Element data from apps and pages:

○ ○ ○ ○ ○ ○ ○

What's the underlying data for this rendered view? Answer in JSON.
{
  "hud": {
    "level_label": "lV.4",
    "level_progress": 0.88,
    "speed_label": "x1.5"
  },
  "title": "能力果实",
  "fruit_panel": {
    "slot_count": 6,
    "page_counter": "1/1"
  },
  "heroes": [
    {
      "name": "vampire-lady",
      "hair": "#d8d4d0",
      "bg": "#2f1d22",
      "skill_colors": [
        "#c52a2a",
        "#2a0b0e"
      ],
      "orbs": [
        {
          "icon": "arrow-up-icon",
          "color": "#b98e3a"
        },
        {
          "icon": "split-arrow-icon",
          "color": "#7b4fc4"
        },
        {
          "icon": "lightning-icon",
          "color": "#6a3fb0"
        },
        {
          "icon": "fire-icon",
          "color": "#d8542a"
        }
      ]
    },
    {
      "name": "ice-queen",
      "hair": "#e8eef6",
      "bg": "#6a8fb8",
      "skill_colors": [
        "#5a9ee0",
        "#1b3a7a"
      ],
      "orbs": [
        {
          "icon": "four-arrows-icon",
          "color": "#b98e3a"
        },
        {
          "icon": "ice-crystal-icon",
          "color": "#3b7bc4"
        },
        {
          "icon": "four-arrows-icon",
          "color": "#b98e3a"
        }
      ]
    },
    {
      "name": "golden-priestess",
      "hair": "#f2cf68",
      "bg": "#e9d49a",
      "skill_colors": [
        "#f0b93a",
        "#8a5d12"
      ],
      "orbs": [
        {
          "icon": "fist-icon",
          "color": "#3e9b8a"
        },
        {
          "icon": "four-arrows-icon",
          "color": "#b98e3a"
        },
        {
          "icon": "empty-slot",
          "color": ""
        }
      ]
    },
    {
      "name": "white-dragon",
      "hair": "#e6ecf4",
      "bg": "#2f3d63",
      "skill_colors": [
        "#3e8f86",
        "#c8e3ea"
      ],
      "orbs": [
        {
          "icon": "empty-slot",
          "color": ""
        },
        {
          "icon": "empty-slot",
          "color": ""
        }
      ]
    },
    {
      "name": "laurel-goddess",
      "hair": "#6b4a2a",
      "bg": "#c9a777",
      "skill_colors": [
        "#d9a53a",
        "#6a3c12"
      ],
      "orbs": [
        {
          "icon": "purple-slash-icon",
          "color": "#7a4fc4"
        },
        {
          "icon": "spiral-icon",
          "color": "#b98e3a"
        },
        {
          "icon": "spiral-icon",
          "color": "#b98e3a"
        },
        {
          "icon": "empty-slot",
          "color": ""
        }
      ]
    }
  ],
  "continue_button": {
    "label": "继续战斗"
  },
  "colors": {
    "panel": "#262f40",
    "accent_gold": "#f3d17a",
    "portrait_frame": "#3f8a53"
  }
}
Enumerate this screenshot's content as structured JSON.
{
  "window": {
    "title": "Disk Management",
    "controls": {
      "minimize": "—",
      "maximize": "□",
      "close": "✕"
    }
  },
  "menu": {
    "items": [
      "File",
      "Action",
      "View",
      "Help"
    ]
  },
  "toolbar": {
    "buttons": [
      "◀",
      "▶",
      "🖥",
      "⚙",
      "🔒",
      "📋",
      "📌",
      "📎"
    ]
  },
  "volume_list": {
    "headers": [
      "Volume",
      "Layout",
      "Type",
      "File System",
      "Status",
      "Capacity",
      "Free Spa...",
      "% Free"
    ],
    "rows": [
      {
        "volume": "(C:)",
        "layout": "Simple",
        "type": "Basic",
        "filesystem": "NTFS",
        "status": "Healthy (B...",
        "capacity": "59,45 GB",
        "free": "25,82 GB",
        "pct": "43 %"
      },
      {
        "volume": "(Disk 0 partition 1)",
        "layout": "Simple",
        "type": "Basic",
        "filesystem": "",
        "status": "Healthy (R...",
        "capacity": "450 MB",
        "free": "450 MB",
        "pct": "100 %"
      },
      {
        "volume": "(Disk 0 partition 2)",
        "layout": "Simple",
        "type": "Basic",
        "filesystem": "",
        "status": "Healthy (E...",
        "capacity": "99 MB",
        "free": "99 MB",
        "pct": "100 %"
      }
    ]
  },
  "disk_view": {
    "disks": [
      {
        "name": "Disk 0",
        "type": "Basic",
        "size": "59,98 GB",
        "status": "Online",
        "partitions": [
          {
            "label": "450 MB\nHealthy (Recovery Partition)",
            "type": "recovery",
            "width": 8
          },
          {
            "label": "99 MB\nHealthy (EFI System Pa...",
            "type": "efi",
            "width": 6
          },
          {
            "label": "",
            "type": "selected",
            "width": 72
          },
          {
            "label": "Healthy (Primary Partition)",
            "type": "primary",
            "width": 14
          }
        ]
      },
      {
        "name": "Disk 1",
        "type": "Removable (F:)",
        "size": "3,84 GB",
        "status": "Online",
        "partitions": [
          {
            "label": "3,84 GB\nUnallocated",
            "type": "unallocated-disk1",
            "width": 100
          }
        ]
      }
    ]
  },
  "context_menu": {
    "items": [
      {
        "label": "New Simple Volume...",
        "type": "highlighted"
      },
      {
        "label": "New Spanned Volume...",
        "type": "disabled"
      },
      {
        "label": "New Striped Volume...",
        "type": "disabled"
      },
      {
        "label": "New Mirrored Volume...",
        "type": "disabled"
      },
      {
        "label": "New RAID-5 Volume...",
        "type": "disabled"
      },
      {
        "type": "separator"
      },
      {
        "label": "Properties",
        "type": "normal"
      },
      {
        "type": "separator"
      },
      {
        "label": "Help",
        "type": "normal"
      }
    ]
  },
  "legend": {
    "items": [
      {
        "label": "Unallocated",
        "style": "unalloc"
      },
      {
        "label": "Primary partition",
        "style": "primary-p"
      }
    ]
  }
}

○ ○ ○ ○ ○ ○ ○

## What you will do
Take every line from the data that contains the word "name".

## Result of the exercise
      "name": "vampire-lady",
      "name": "ice-queen",
      "name": "golden-priestess",
      "name": "white-dragon",
      "name": "laurel-goddess",
        "name": "Disk 0",
        "name": "Disk 1",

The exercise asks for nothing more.